## EXERCISE AIM
This exercise calls for every record to be returned exactly, with pictures removed.
━━━━━━━━━━━━━━━━━━━━━━━━━━━━━━
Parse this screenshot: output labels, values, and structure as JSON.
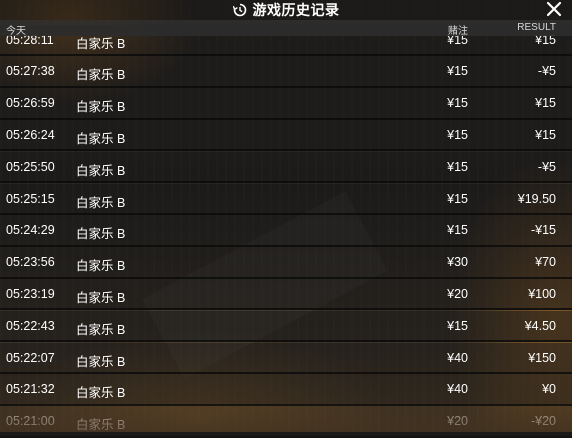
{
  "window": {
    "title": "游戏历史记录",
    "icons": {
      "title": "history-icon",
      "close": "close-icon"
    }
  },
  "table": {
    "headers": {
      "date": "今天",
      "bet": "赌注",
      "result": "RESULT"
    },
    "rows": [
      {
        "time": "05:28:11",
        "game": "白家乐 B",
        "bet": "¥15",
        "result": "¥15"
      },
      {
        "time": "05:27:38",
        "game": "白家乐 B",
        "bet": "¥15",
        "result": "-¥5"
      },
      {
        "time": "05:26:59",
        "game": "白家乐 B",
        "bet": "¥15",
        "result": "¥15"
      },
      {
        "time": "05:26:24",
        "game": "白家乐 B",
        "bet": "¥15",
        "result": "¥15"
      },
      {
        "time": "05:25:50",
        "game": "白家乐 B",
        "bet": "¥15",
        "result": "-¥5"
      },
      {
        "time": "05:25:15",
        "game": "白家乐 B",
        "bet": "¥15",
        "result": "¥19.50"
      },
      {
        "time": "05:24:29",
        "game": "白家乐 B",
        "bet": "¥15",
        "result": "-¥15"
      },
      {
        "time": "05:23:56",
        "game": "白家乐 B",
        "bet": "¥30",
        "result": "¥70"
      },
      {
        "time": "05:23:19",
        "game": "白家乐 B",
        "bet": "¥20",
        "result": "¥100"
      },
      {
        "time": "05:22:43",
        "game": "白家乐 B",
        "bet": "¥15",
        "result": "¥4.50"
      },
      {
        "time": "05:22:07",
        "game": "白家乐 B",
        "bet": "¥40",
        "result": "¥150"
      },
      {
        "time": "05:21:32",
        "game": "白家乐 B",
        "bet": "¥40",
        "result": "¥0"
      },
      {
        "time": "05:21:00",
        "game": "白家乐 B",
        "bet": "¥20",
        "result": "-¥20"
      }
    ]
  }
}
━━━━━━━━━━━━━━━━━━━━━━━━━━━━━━
## ANSWER SECTION
Parse this screenshot: output labels, values, and structure as JSON.
{
  "window": {
    "title": "游戏历史记录",
    "icons": {
      "title": "history-icon",
      "close": "close-icon"
    }
  },
  "table": {
    "headers": {
      "date": "今天",
      "bet": "赌注",
      "result": "RESULT"
    },
    "rows": [
      {
        "time": "05:28:11",
        "game": "白家乐 B",
        "bet": "¥15",
        "result": "¥15"
      },
      {
        "time": "05:27:38",
        "game": "白家乐 B",
        "bet": "¥15",
        "result": "-¥5"
      },
      {
        "time": "05:26:59",
        "game": "白家乐 B",
        "bet": "¥15",
        "result": "¥15"
      },
      {
        "time": "05:26:24",
        "game": "白家乐 B",
        "bet": "¥15",
        "result": "¥15"
      },
      {
        "time": "05:25:50",
        "game": "白家乐 B",
        "bet": "¥15",
        "result": "-¥5"
      },
      {
        "time": "05:25:15",
        "game": "白家乐 B",
        "bet": "¥15",
        "result": "¥19.50"
      },
      {
        "time": "05:24:29",
        "game": "白家乐 B",
        "bet": "¥15",
        "result": "-¥15"
      },
      {
        "time": "05:23:56",
        "game": "白家乐 B",
        "bet": "¥30",
        "result": "¥70"
      },
      {
        "time": "05:23:19",
        "game": "白家乐 B",
        "bet": "¥20",
        "result": "¥100"
      },
      {
        "time": "05:22:43",
        "game": "白家乐 B",
        "bet": "¥15",
        "result": "¥4.50"
      },
      {
        "time": "05:22:07",
        "game": "白家乐 B",
        "bet": "¥40",
        "result": "¥150"
      },
      {
        "time": "05:21:32",
        "game": "白家乐 B",
        "bet": "¥40",
        "result": "¥0"
      },
      {
        "time": "05:21:00",
        "game": "白家乐 B",
        "bet": "¥20",
        "result": "-¥20"
      }
    ]
  }
}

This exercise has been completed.